- “AppAnalytics is really super useful! We’ve identified perf bottlenecks by looking at dependency data (find requests that consume the most SQL Queries on average). I’m now training this to all dev teams here, and people are really excited. This is useful stuff”
- “Kusto is freaking awesome. Kills everything else out there. I really like the attention to having a good UI as well. Query performance is outstanding versus everything else. Don’t know what magic mojo your team has but keep up the great work!”
- “I’ve been 10 years @ Microsoft and this is definitely one of the best products I’ve seen”
- “I am very excited about application Analytics, I learn more and use it every day. I am looking forward when Export to PowerBI will be available so we can embed life metrics graph into a web page and share with others.” (as you read above, export to PowerBI is now available)
- “You probably already know this but … that product is absolutely amazing. It is also super addicting … at times I find myself making an excuse to write a query to gain more insight about an area just prior to a meeting.”
- “First, we LOVE the kusto system, it’s awesome! Kusto is CRITICAL to our product planning/engineering process”
- “Kusto is the only platform which allows combing metric and logs together. The key value is that it has rich client side API and allow us to easy to integrate with many tools and also build solutions on top of it.”
- “Kusto is super awesome, using it daily and it’s taking off in my group”
- “Our Azure SQL team has been used the Kusto bigdata solution from AppInsight for one year. Today, our service cannot run smoothly without it.”
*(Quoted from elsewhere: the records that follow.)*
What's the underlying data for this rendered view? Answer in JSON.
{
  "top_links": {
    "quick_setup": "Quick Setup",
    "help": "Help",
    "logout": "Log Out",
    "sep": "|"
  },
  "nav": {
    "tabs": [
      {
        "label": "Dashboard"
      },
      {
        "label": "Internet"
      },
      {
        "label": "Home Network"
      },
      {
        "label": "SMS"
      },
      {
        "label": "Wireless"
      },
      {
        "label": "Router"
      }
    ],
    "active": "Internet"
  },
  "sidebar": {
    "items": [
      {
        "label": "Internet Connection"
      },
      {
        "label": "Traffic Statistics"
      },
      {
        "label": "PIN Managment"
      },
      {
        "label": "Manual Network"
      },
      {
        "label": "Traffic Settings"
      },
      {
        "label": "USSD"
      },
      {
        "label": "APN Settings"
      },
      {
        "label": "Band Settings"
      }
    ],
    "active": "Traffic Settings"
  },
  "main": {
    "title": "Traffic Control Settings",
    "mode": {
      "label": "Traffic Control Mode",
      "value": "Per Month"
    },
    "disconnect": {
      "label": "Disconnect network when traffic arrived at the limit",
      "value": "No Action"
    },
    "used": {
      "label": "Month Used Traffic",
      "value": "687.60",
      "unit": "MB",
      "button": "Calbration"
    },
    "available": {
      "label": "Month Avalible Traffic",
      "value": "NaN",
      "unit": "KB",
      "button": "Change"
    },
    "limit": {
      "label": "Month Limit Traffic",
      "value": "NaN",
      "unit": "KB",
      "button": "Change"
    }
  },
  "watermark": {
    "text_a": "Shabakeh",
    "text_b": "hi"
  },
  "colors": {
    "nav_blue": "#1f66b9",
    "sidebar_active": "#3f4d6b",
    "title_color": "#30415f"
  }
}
- “The capabilities in the tool are phenomenal. Their current users love it, and anyone who sees it is impressed. The integrated visualization, intellisense, is great. This is a tool built by engineers for engineers, and it shows… if I were to mention taking it away I would face a massive revolt from the ranks :)”